FARMINGTON — Davis County hired three expert witnesses to counter claims in a civil lawsuit that jail personnel were deliberately indifferent to the medical care of a man who died of a drug overdose while awaiting booking.
Susan Johnson, of Layton, is suing the county over the Dec. 14, 2017, death of her son, Gregory Leigh Hayes, 33. Her 2018 suit against the county and the Sheriff at the time, Todd Richardson, alleges the jail failed to adequately evaluate and monitor Hayes’ medical condition.
Hayes, who had a history of drug addiction, was brought to the jail on the evening of Dec. 13 after a police officer determined he was intoxicated.
Because of his condition, jail booking personnel placed him in a holding cell rather than completing the booking process and assigning him his own cell.
In documents filed in Salt Lake City’s U.S. District Court Friday, attorneys representing the county identified expert witnesses they have retained: Dr. Kennon Tubbs, who provides medical care in 10 Utah and Wyoming county jails; Glen R. Hanson, a toxicology expert; and C. Donald Leach II, a consultant in jails’ handling of people under the influence of drugs.
Tubbs will testify about the standard of care for people who may be under the influence of drugs or medication in a jail setting, and specifically about the monitoring and treatment of Hayes, the defense said.

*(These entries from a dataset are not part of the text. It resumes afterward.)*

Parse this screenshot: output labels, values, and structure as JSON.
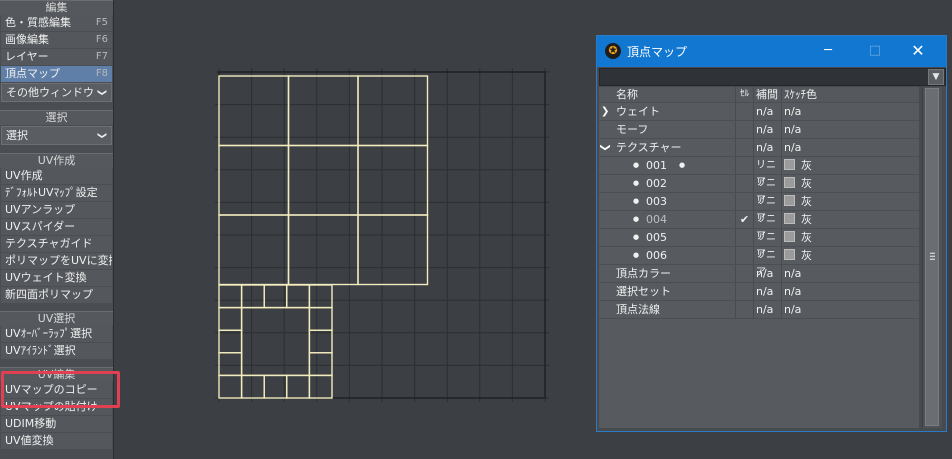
{
  "sidebar": {
    "sections": [
      {
        "title": "編集",
        "items": [
          {
            "label": "色・質感編集",
            "key": "F5"
          },
          {
            "label": "画像編集",
            "key": "F6"
          },
          {
            "label": "レイヤー",
            "key": "F7"
          },
          {
            "label": "頂点マップ",
            "key": "F8",
            "active": true
          }
        ],
        "dropdown": "その他ウィンドウ"
      },
      {
        "title": "選択",
        "dropdown": "選択"
      },
      {
        "title": "UV作成",
        "items": [
          {
            "label": "UV作成"
          },
          {
            "label": "ﾃﾞﾌｫﾙﾄUVﾏｯﾌﾟ設定"
          },
          {
            "label": "UVアンラップ"
          },
          {
            "label": "UVスパイダー"
          },
          {
            "label": "テクスチャガイド"
          },
          {
            "label": "ポリマップをUVに変換"
          },
          {
            "label": "UVウェイト変換"
          },
          {
            "label": "新四面ポリマップ"
          }
        ]
      },
      {
        "title": "UV選択",
        "items": [
          {
            "label": "UVｵｰﾊﾞｰﾗｯﾌﾟ選択"
          },
          {
            "label": "UVｱｲﾗﾝﾄﾞ選択"
          }
        ]
      },
      {
        "title": "UV編集",
        "items": [
          {
            "label": "UVマップのコピー"
          },
          {
            "label": "UVマップの貼付け"
          },
          {
            "label": "UDIM移動"
          },
          {
            "label": "UV値変換"
          }
        ]
      }
    ]
  },
  "vertex_map_window": {
    "title": "頂点マップ",
    "controls": {
      "minimize": "─",
      "maximize": "□",
      "close": "✕"
    },
    "columns": {
      "name": "名称",
      "cell": "ｾﾙ",
      "interp": "補間",
      "sketch_color": "ｽｹｯﾁ色"
    },
    "rows": [
      {
        "name": "ウェイト",
        "expander": "❯",
        "interp": "n/a",
        "sketch": "n/a",
        "level": 0
      },
      {
        "name": "モーフ",
        "interp": "n/a",
        "sketch": "n/a",
        "level": 0
      },
      {
        "name": "テクスチャー",
        "expander": "❯",
        "expanded": true,
        "interp": "n/a",
        "sketch": "n/a",
        "level": 0
      },
      {
        "name": "001",
        "level": 1,
        "selected_dot": true,
        "interp": "リニア",
        "sketch": "灰"
      },
      {
        "name": "002",
        "level": 1,
        "interp": "リニア",
        "sketch": "灰"
      },
      {
        "name": "003",
        "level": 1,
        "interp": "リニア",
        "sketch": "灰"
      },
      {
        "name": "004",
        "level": 1,
        "dim": true,
        "check": "✔",
        "interp": "リニア",
        "sketch": "灰"
      },
      {
        "name": "005",
        "level": 1,
        "interp": "リニア",
        "sketch": "灰"
      },
      {
        "name": "006",
        "level": 1,
        "interp": "リニア",
        "sketch": "灰"
      },
      {
        "name": "頂点カラー",
        "interp": "n/a",
        "sketch": "n/a",
        "level": 0
      },
      {
        "name": "選択セット",
        "interp": "n/a",
        "sketch": "n/a",
        "level": 0
      },
      {
        "name": "頂点法線",
        "interp": "n/a",
        "sketch": "n/a",
        "level": 0
      }
    ],
    "toolbar_dropdown_icon": "chevron-down-icon"
  },
  "colors": {
    "uv_line": "#f3ecbf",
    "grid_line": "#2c2e31",
    "highlight": "#e0404f",
    "title_bar": "#1177d0",
    "active_item": "#5f7fa8"
  }
}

Hanson, who has a Ph.D. in pharmacology from the University of Utah, is expected to testify about the substances Hayes consumed and their effects on the man.
The jail’s policies and procedures governing the handling of incoming inmates under the influence will be addressed by Leach, the county documents said. He also will testify about Hayes’ admission to the jail that night.

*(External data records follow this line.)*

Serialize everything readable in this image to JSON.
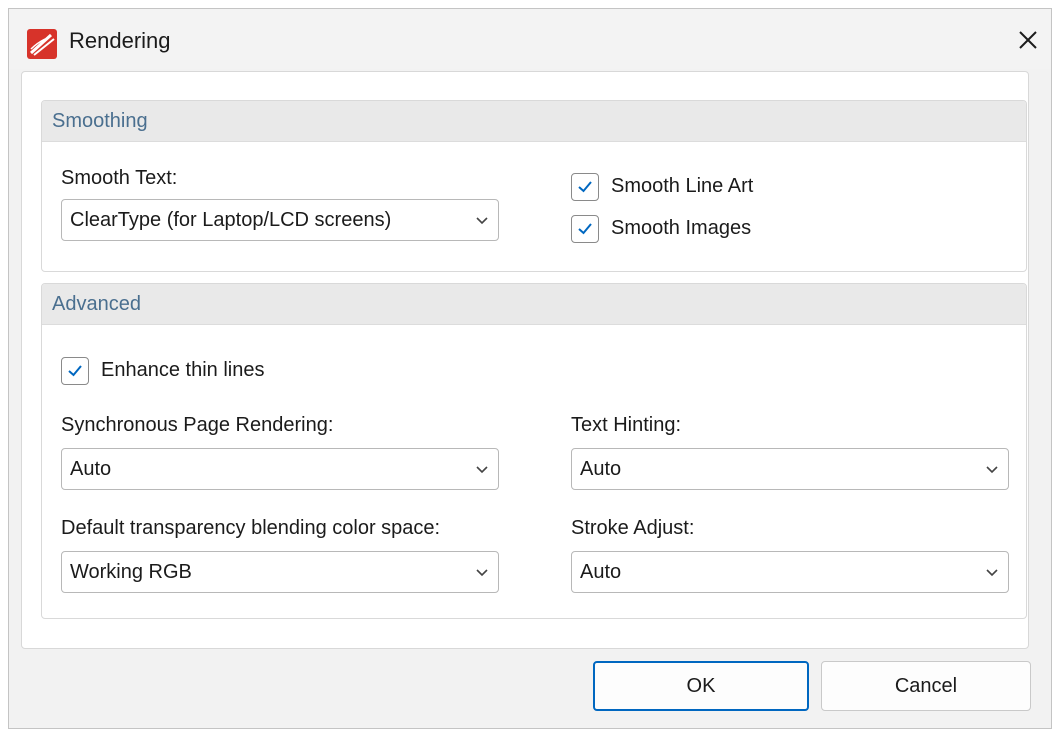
{
  "window": {
    "title": "Rendering"
  },
  "smoothing": {
    "header": "Smoothing",
    "smooth_text_label": "Smooth Text:",
    "smooth_text_value": "ClearType (for Laptop/LCD screens)",
    "smooth_line_art_label": "Smooth Line Art",
    "smooth_line_art_checked": true,
    "smooth_images_label": "Smooth Images",
    "smooth_images_checked": true
  },
  "advanced": {
    "header": "Advanced",
    "enhance_thin_lines_label": "Enhance thin lines",
    "enhance_thin_lines_checked": true,
    "sync_rendering_label": "Synchronous Page Rendering:",
    "sync_rendering_value": "Auto",
    "text_hinting_label": "Text Hinting:",
    "text_hinting_value": "Auto",
    "blend_space_label": "Default transparency blending color space:",
    "blend_space_value": "Working RGB",
    "stroke_adjust_label": "Stroke Adjust:",
    "stroke_adjust_value": "Auto"
  },
  "buttons": {
    "ok": "OK",
    "cancel": "Cancel"
  },
  "icons": {
    "app": "pdf-app-icon",
    "close": "close-icon",
    "dropdown": "chevron-down-icon",
    "check": "checkmark-icon"
  },
  "colors": {
    "accent": "#0067c0",
    "group_header_text": "#4a6f8f",
    "app_icon": "#d7332a"
  }
}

In November, Johnson’s attorneys disclosed to the court that they have hired two expert witnesses.
Dr. Ken Starr, a California authority on emergency rooms, drug abuse recovery and jail medical services, will testify about Hayes’ “survivability had appropriate precautions been taken,” according to the documents.
Tom Green, a former chief deputy in the Washoe County Sheriff’s Office in Nevada, is the second expert witness hired by Johnson’s attorneys.
Green will testify, they said, about standard practices for safely admitting and monitoring arrestees who are suspected of being under the influence of illegal narcotics or medication.
Starr and Tubbs both also served as expert witnesses in a civil suit over the death of Heather Miller, 28, who fell off a Davis jail bunk and died Dec. 21, 2016.
A federal judge in September ruled a jail nurse was deliberately indifferent to Miller’s care. Davis County is appealing that ruing to the U.S. 10th Circuit Court of Appeals in Denver.
In 2019, the new county sheriff, Kelly Sparks, and his staff have instituted a series of programs designed to improve medical and mental health care for inmates.